[Data shown — start]

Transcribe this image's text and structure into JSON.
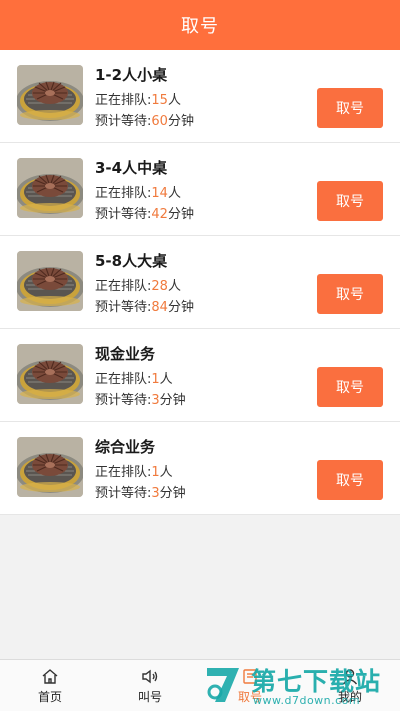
{
  "header": {
    "title": "取号"
  },
  "queue_items": [
    {
      "title": "1-2人小桌",
      "queue_label": "正在排队:",
      "queue_count": "15",
      "queue_unit": "人",
      "wait_label": "预计等待:",
      "wait_minutes": "60",
      "wait_unit": "分钟",
      "button": "取号"
    },
    {
      "title": "3-4人中桌",
      "queue_label": "正在排队:",
      "queue_count": "14",
      "queue_unit": "人",
      "wait_label": "预计等待:",
      "wait_minutes": "42",
      "wait_unit": "分钟",
      "button": "取号"
    },
    {
      "title": "5-8人大桌",
      "queue_label": "正在排队:",
      "queue_count": "28",
      "queue_unit": "人",
      "wait_label": "预计等待:",
      "wait_minutes": "84",
      "wait_unit": "分钟",
      "button": "取号"
    },
    {
      "title": "现金业务",
      "queue_label": "正在排队:",
      "queue_count": "1",
      "queue_unit": "人",
      "wait_label": "预计等待:",
      "wait_minutes": "3",
      "wait_unit": "分钟",
      "button": "取号"
    },
    {
      "title": "综合业务",
      "queue_label": "正在排队:",
      "queue_count": "1",
      "queue_unit": "人",
      "wait_label": "预计等待:",
      "wait_minutes": "3",
      "wait_unit": "分钟",
      "button": "取号"
    }
  ],
  "tabbar": {
    "items": [
      {
        "label": "首页",
        "icon": "home-icon"
      },
      {
        "label": "叫号",
        "icon": "speaker-icon"
      },
      {
        "label": "取号",
        "icon": "ticket-icon",
        "active": true
      },
      {
        "label": "我的",
        "icon": "user-icon"
      }
    ]
  },
  "watermark": {
    "title": "第七下载站",
    "url": "www.d7down.com"
  },
  "colors": {
    "header": "#ff6f3c",
    "button": "#fa6f3f",
    "accent_number": "#f07a3d",
    "watermark": "#18a9a8"
  }
}
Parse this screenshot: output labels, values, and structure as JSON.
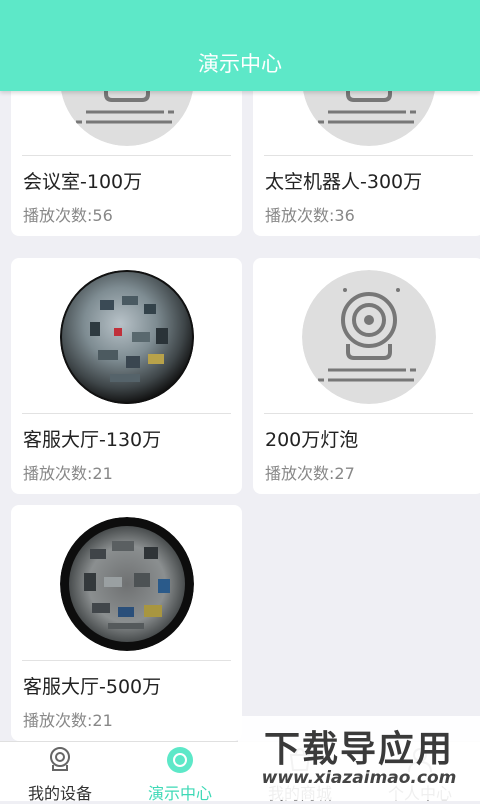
{
  "header": {
    "title": "演示中心"
  },
  "devices": [
    {
      "name": "会议室-100万",
      "plays_label": "播放次数:",
      "plays": "56",
      "thumbnail": "placeholder-camera-icon"
    },
    {
      "name": "太空机器人-300万",
      "plays_label": "播放次数:",
      "plays": "36",
      "thumbnail": "placeholder-camera-icon"
    },
    {
      "name": "客服大厅-130万",
      "plays_label": "播放次数:",
      "plays": "21",
      "thumbnail": "fisheye-office-view"
    },
    {
      "name": "200万灯泡",
      "plays_label": "播放次数:",
      "plays": "27",
      "thumbnail": "placeholder-camera-icon"
    },
    {
      "name": "客服大厅-500万",
      "plays_label": "播放次数:",
      "plays": "21",
      "thumbnail": "fisheye-office-view"
    }
  ],
  "tabbar": {
    "tabs": [
      {
        "label": "我的设备",
        "icon": "camera-icon",
        "active": false
      },
      {
        "label": "演示中心",
        "icon": "demo-circle-icon",
        "active": true
      },
      {
        "label": "我的商城",
        "icon": "shop-icon",
        "active": false
      },
      {
        "label": "个人中心",
        "icon": "user-icon",
        "active": false
      }
    ]
  },
  "watermark": {
    "title": "下载导应用",
    "url": "www.xiazaimao.com"
  },
  "colors": {
    "accent": "#5de8c8",
    "active_tab": "#3ed9b6",
    "background": "#efeff4"
  }
}
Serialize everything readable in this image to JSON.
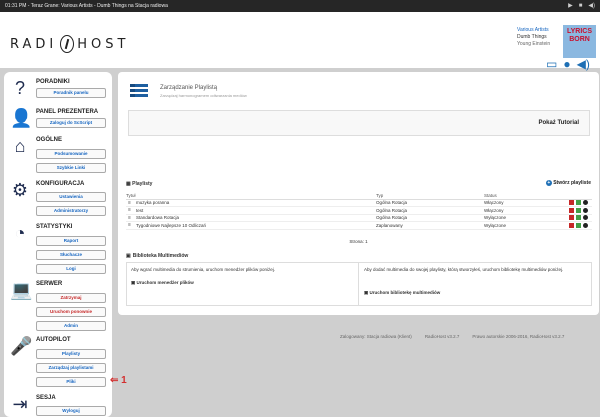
{
  "topbar": {
    "now_playing": "01:31 PM - Teraz Grane: Various Artists - Dumb Things na Stacja radiowa",
    "player_icons": [
      "play-icon",
      "stop-icon",
      "volume-icon"
    ]
  },
  "header": {
    "logo_left": "RADI",
    "logo_right": "HOST",
    "track": {
      "artist": "Various Artists",
      "title": "Dumb Things",
      "subtitle": "Young Einstein"
    },
    "cover_text": "LYRICS BORN",
    "icons": [
      "monitor-icon",
      "microphone-icon",
      "volume-icon"
    ]
  },
  "sidebar": {
    "sections": [
      {
        "icon": "question-icon",
        "title": "PORADNIKI",
        "buttons": [
          {
            "label": "Poradnik panelu",
            "color": "blue"
          }
        ]
      },
      {
        "icon": "user-icon",
        "title": "PANEL PREZENTERA",
        "buttons": [
          {
            "label": "Zaloguj do ScScript",
            "color": "blue"
          }
        ]
      },
      {
        "icon": "home-icon",
        "title": "OGÓLNE",
        "buttons": [
          {
            "label": "Podsumowanie",
            "color": "blue"
          },
          {
            "label": "Szybkie Linki",
            "color": "blue"
          }
        ]
      },
      {
        "icon": "gear-icon",
        "title": "KONFIGURACJA",
        "buttons": [
          {
            "label": "Ustawienia",
            "color": "blue"
          },
          {
            "label": "Administratorzy",
            "color": "blue"
          }
        ]
      },
      {
        "icon": "pie-chart-icon",
        "title": "STATYSTYKI",
        "buttons": [
          {
            "label": "Raport",
            "color": "blue"
          },
          {
            "label": "Słuchacze",
            "color": "blue"
          },
          {
            "label": "Logi",
            "color": "blue"
          }
        ]
      },
      {
        "icon": "laptop-icon",
        "title": "SERWER",
        "buttons": [
          {
            "label": "Zatrzymaj",
            "color": "red"
          },
          {
            "label": "Uruchom ponownie",
            "color": "red"
          },
          {
            "label": "Admin",
            "color": "blue"
          }
        ]
      },
      {
        "icon": "microphone-icon",
        "title": "AUTOPILOT",
        "buttons": [
          {
            "label": "Playlisty",
            "color": "blue"
          },
          {
            "label": "Zarządzaj playlistami",
            "color": "blue"
          },
          {
            "label": "Pliki",
            "color": "blue"
          }
        ]
      },
      {
        "icon": "logout-icon",
        "title": "SESJA",
        "buttons": [
          {
            "label": "Wyloguj",
            "color": "blue"
          }
        ]
      }
    ],
    "annotation": "1"
  },
  "main": {
    "title": "Zarządzanie Playlistą",
    "subtitle": "Zarządzaj harmonogramem odtwarzania mediów",
    "tutorial_label": "Pokaż Tutorial",
    "playlists_header": "Playlisty",
    "add_playlist": "Stwórz playliste",
    "columns": [
      "Tytuł",
      "Typ",
      "Status"
    ],
    "rows": [
      {
        "title": "muzyka poranna",
        "type": "Ogólna Rotacja",
        "status": "Włączony"
      },
      {
        "title": "test",
        "type": "Ogólna Rotacja",
        "status": "Włączony"
      },
      {
        "title": "Standardowa Rotacja",
        "type": "Ogólna Rotacja",
        "status": "Wyłączone"
      },
      {
        "title": "Tygodniowe Najlepsze 10 Odliczań",
        "type": "Zaplanowany",
        "status": "Wyłączone"
      }
    ],
    "pager": "Strona: 1",
    "library_header": "Biblioteka Multimediów",
    "library_left_text": "Aby wgrać multimedia do strumienia, uruchom menedżer plików poniżej.",
    "library_left_link": "Uruchom menedżer plików",
    "library_right_text": "Aby dodać multimedia do swojej playlisty, którą stworzyłeś, uruchom bibliotekę multimediów poniżej.",
    "library_right_link": "Uruchom bibliotekę multimediów"
  },
  "footer": {
    "logged": "Zalogowany:",
    "station": "Stacja radiowa (Klient)",
    "version": "RadioHost v3.2.7",
    "copyright": "Prawo autorskie 2006-2016, RadioHost v3.2.7"
  }
}
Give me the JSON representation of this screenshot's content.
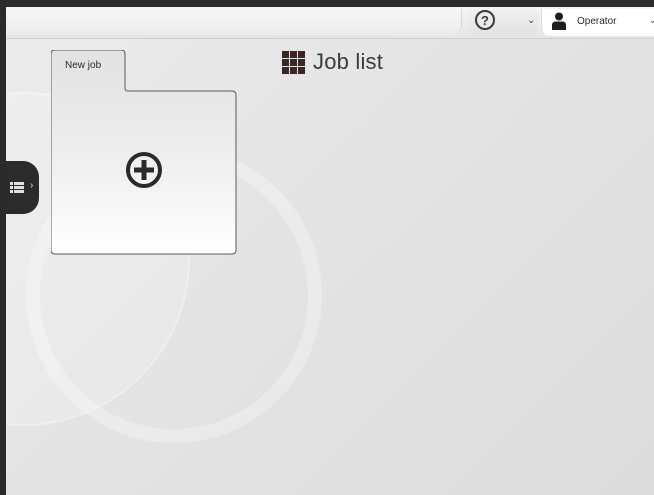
{
  "topbar": {
    "help_icon": "question-circle-icon",
    "user": {
      "icon": "person-icon",
      "label": "Operator"
    }
  },
  "page": {
    "title": "Job list",
    "title_icon": "grid-icon"
  },
  "drawer": {
    "icon": "list-icon"
  },
  "card": {
    "tab_label": "New job",
    "action_icon": "plus-circle-icon"
  },
  "colors": {
    "frame": "#2a2a2a",
    "accent_dark": "#3b2626",
    "background": "#e4e4e4"
  }
}
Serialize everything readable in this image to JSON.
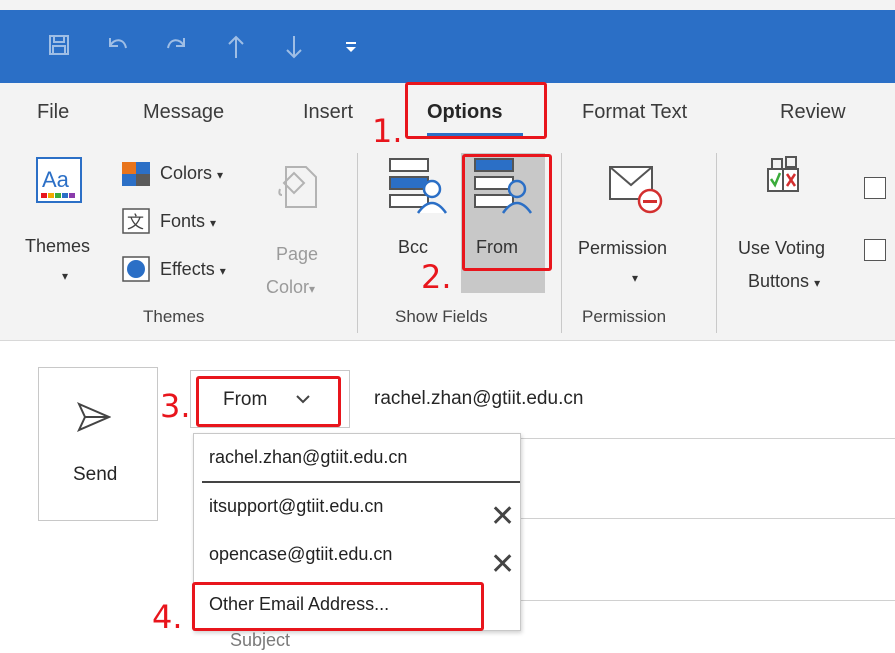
{
  "quick_access": {
    "icons": [
      "save-icon",
      "undo-icon",
      "redo-icon",
      "up-arrow-icon",
      "down-arrow-icon",
      "customize-icon"
    ]
  },
  "tabs": [
    {
      "label": "File"
    },
    {
      "label": "Message"
    },
    {
      "label": "Insert"
    },
    {
      "label": "Options",
      "active": true
    },
    {
      "label": "Format Text"
    },
    {
      "label": "Review"
    }
  ],
  "ribbon": {
    "themes_group": {
      "themes_label": "Themes",
      "colors_label": "Colors",
      "fonts_label": "Fonts",
      "effects_label": "Effects",
      "page_color_line1": "Page",
      "page_color_line2": "Color",
      "group_label": "Themes"
    },
    "show_fields_group": {
      "bcc_label": "Bcc",
      "from_label": "From",
      "group_label": "Show Fields"
    },
    "permission_group": {
      "permission_label": "Permission",
      "group_label": "Permission"
    },
    "tracking_group": {
      "voting_line1": "Use Voting",
      "voting_line2": "Buttons"
    }
  },
  "compose": {
    "send_label": "Send",
    "from_button_label": "From",
    "from_value": "rachel.zhan@gtiit.edu.cn",
    "subject_label": "Subject",
    "from_dropdown": [
      {
        "email": "rachel.zhan@gtiit.edu.cn",
        "removable": false
      },
      {
        "email": "itsupport@gtiit.edu.cn",
        "removable": true
      },
      {
        "email": "opencase@gtiit.edu.cn",
        "removable": true
      }
    ],
    "other_address_label": "Other Email Address..."
  },
  "annotations": {
    "steps": [
      "1.",
      "2.",
      "3.",
      "4."
    ],
    "highlight_color": "#e8151c"
  },
  "colors": {
    "title_bar": "#2b6fc6",
    "ribbon_bg": "#f3f3f3",
    "selected_button": "#c8c8c8"
  }
}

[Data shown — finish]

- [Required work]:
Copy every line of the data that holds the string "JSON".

- [Answer below]:
Transcribe this image's text and structure into JSON.
Parse this screenshot: output labels, values, and structure as JSON.
Serialize everything readable in this image to JSON.
Give me the JSON representation of this screenshot's content.
Serialize everything readable in this image to JSON.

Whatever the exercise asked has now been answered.